Of course, pregnancy is definitely a time to indulge a little. While it’s fine to give in to cravings occasionally, it’s important to keep control of your weight and your diet, not only for your sake, but the health of your new baby, too.

Six Pregnancy Super Foods

You know you have to eat well when expecting -- this helps help ensure a healthy pregnancy and gives your baby’s development a boost. But which foods pack the biggest nutritional punch? And how can you easily include them in your roster of meals, mini-meals, and snacks? Here, a handy guide to super foods and healthy eating!

Eggs Protein is crucial for your new baby’s growth during the second and third trimesters, and eggs are an easy and inexpensive way to get a good dose.

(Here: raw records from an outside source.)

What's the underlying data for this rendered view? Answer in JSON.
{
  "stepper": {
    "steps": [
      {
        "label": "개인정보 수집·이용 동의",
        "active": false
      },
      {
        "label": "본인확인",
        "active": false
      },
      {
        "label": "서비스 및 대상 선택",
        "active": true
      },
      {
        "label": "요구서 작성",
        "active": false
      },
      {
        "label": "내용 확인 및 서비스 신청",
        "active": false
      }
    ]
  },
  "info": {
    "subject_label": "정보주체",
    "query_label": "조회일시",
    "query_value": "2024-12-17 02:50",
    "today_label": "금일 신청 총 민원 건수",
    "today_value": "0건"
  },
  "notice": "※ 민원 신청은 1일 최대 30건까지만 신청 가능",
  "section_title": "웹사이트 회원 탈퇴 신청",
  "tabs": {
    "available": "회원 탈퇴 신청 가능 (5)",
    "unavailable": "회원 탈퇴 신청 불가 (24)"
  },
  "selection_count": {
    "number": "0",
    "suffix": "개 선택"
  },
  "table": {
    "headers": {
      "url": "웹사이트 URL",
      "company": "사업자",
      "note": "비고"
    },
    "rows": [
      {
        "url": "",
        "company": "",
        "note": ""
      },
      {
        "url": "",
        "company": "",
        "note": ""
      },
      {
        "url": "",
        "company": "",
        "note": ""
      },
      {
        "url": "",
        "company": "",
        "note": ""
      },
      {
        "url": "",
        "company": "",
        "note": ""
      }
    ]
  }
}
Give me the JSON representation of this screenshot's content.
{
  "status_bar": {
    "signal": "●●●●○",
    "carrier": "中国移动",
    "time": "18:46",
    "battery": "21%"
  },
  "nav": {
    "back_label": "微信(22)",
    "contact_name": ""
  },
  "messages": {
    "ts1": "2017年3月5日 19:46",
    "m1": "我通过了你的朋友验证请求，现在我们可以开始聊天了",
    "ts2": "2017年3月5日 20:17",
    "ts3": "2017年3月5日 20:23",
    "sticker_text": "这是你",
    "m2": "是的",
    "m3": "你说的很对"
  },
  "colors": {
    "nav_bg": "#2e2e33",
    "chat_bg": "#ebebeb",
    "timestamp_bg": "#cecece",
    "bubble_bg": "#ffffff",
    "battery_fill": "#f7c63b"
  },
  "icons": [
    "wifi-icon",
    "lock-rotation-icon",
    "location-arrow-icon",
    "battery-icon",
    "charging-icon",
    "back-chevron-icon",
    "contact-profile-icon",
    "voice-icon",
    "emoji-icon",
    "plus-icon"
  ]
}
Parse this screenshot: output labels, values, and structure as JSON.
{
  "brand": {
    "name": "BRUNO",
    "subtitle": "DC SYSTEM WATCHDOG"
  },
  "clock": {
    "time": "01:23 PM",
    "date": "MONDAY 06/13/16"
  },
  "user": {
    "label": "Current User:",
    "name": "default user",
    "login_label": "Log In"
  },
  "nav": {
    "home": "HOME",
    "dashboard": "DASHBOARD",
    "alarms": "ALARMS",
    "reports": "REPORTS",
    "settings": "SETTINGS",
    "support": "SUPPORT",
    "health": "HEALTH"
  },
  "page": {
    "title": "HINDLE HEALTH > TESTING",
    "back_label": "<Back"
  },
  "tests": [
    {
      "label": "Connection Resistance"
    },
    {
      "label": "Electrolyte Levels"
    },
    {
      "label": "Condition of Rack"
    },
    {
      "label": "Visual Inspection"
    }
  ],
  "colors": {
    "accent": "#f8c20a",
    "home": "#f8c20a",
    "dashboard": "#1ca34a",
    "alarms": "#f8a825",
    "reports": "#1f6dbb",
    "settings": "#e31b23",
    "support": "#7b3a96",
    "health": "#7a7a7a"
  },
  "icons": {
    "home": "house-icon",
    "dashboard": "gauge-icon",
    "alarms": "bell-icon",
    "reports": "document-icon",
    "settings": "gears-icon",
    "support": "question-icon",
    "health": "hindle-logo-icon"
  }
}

Hardboiled eggs make for a fast snack, while an over-easy egg on top of rice or stir-fry veggies can give the meal a protein boost.

Beans Fiber-full, protein-rich, and low in calories -- what’s not to love about beans? Whether you choose black, pinto, navy, or chickpeas, they’ll taste great in a quesadilla or sprinkled on salads and pasta dishes.

Sweet potatoes Regular potatoes are fine, but for some added vitamins A and C (which helps you absorb iron and helps ensure healthy gums for you and your new baby) pick the dark orange variety. Bake a couple until they are soft and top with low-fat Greek yogurt and chives, or slice sweet potatoes into edges and roast them in the oven at 350 degrees Fahrenheit for about 45 minutes.

Salmon This fish delivers a healthy dose of omega-3 fatty acids , which can give your new baby’s developing brain a boost. Expectant new moms can enjoy 12 ounces of fish a week, so consider low- and no-mercury varieties like salmon, trout, and sardines. If cooking fresh fish doesn't appeal to you, opt for the canned varieties (try salmon salad on rye).

Nuts The healthy fats found in nuts can help foster your new baby’s brain development; walnuts, with their omega-3s , are particularly potent. Eat them whole or spread walnut butter on whole-wheat toast or slices of pear.

Low-fat dairy Calcium, protein, and vitamin D can be found in dairy aisle products, so stock up on skim milk, yogurt, and cottage cheese. Greek yogurt is an especially good pick because of the extra protein it offers.

Don’t be concerned if your pregnancy diet isn’t perfect all the time. Just try to work in a couple of these picks each day to keep you and your baby as healthy as possible.